Swelling of the eyelids and the surrounding tissue may cause alarm, particularly if the eyelids swell shut or the person experiences significant pain. While waiting for a medical evaluation, a person with swelling may wish to hold a cool compress against the affected areas to reduce discomfort. Treatment may vary depending on the cause for the symptoms. Knowing some of the causes for swelling of the eyelids and face may help determine necessary treatment.
Eye allergies may cause a person to experience swelling around the eyes, explains The University of Michigan Kellogg Eye Center. If a person has severe allergies to foods and other triggers, the person’s face may swell as well. Typically, food allergies result in localized swelling around the lips and cheeks, but some people may experience significant swelling around the entire face. Allergy eye drops may reduce eyelid swelling, but allergy medications may help with overall improvement. If a person with swelling experiences difficulty in breathing, she should seek emergency medical attention.
Swelling of the face typically appears around the eyes and lips. Angioedema causes swelling just under the skin that may form “welts” on the top layer of skin. In some people, angioedema may stem from an allergic reaction, but other situations may trigger the condition as well. A person may have angioedema after an infection or as a result of conditions such as lupus and leukemia, explains MedlinePlus. For some people, doctors may not know the cause for the swelling. A mild case of angioedema may clear on its own, without treatment. Allergy medications often help reduce swelling. If a person experiences breathing problems, the situation requires immediate medical care.
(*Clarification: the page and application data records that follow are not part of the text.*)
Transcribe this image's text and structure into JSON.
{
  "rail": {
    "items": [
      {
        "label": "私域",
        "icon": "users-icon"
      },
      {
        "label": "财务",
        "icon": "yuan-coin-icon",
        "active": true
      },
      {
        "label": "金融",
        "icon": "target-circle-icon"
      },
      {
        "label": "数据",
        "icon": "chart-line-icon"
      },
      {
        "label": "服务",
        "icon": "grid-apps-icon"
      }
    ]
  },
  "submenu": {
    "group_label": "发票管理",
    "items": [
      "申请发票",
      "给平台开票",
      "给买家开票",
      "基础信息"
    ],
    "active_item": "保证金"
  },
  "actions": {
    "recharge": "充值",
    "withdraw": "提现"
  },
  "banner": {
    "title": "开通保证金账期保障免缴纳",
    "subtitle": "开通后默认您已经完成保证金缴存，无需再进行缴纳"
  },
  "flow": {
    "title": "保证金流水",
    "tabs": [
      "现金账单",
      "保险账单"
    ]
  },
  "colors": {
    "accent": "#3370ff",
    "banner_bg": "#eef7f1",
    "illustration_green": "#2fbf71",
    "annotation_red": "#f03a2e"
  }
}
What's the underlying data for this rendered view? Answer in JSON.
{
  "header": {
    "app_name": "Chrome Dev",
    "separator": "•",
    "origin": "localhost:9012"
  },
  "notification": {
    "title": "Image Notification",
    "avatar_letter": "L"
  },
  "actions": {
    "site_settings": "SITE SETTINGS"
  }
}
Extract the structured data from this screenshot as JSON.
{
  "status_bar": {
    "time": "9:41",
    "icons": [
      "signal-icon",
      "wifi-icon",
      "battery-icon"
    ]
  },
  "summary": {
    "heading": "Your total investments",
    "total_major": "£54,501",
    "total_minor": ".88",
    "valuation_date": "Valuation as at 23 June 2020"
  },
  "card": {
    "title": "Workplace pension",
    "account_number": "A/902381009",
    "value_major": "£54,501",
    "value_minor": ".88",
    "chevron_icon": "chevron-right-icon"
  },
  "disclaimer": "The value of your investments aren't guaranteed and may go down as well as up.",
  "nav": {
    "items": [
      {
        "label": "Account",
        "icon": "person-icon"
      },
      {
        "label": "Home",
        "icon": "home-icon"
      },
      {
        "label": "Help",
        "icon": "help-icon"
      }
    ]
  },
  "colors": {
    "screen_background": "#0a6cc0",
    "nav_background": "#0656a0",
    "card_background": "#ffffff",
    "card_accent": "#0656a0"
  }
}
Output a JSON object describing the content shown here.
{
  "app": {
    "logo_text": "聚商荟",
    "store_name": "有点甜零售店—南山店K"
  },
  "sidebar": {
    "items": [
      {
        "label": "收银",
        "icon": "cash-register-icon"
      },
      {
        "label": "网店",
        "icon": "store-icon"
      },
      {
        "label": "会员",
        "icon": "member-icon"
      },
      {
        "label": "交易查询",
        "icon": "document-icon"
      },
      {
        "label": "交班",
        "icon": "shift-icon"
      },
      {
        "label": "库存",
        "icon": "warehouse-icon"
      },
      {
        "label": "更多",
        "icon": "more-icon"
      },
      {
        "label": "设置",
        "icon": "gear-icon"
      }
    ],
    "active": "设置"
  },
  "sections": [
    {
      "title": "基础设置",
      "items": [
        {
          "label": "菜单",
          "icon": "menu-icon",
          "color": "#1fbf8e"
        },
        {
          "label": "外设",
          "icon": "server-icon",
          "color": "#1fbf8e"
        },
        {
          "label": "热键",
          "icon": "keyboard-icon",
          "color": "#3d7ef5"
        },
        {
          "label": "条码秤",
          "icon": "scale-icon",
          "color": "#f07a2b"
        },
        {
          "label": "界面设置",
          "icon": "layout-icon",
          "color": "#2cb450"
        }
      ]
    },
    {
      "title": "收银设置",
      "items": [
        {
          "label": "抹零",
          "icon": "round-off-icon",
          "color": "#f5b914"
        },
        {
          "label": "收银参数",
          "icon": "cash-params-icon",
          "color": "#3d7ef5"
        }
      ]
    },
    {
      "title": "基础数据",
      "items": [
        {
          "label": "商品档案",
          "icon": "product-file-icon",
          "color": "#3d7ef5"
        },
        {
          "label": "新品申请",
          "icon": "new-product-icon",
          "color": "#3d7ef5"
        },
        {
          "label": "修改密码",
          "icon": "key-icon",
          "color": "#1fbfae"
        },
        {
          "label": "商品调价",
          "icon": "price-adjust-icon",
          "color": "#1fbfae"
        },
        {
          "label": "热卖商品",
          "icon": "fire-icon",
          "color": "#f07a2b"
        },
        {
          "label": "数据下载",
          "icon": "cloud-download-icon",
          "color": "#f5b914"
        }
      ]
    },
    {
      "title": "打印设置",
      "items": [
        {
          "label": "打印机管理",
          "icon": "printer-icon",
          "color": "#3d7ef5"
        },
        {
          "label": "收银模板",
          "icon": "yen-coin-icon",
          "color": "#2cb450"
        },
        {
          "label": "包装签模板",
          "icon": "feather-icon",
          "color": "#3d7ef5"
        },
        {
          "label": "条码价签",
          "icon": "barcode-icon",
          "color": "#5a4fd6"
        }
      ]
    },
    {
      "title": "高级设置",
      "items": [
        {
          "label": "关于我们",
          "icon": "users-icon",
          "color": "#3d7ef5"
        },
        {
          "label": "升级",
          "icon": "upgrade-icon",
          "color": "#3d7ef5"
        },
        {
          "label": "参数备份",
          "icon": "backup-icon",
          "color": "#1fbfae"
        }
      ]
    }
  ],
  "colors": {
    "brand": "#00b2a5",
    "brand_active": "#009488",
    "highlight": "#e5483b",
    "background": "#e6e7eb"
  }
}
An infection of the tissues around and behind the eye may cause swelling around the eye and toward the cheek. This condition, called orbital cellulitis, poses a serious threat to the patient since the infection may spread. In addition to swelling, other symptoms may include a high fever, pain, vision changes, fatigue and discoloring of swollen tissues, according to the University of Maryland Medical Center. The muscles responsible for eye movement may also have swelling, and this may result in difficulty or severe pain with eye movement. Orbital cellulitis requires immediate medical care, and most patients with the condition require hospitalization. The doctor typically use IV antibiotics to treat the infection, and, in severe cases, a doctor may recommend surgical drainage of any abscesses.
- eye image by sasha from Fotolia.com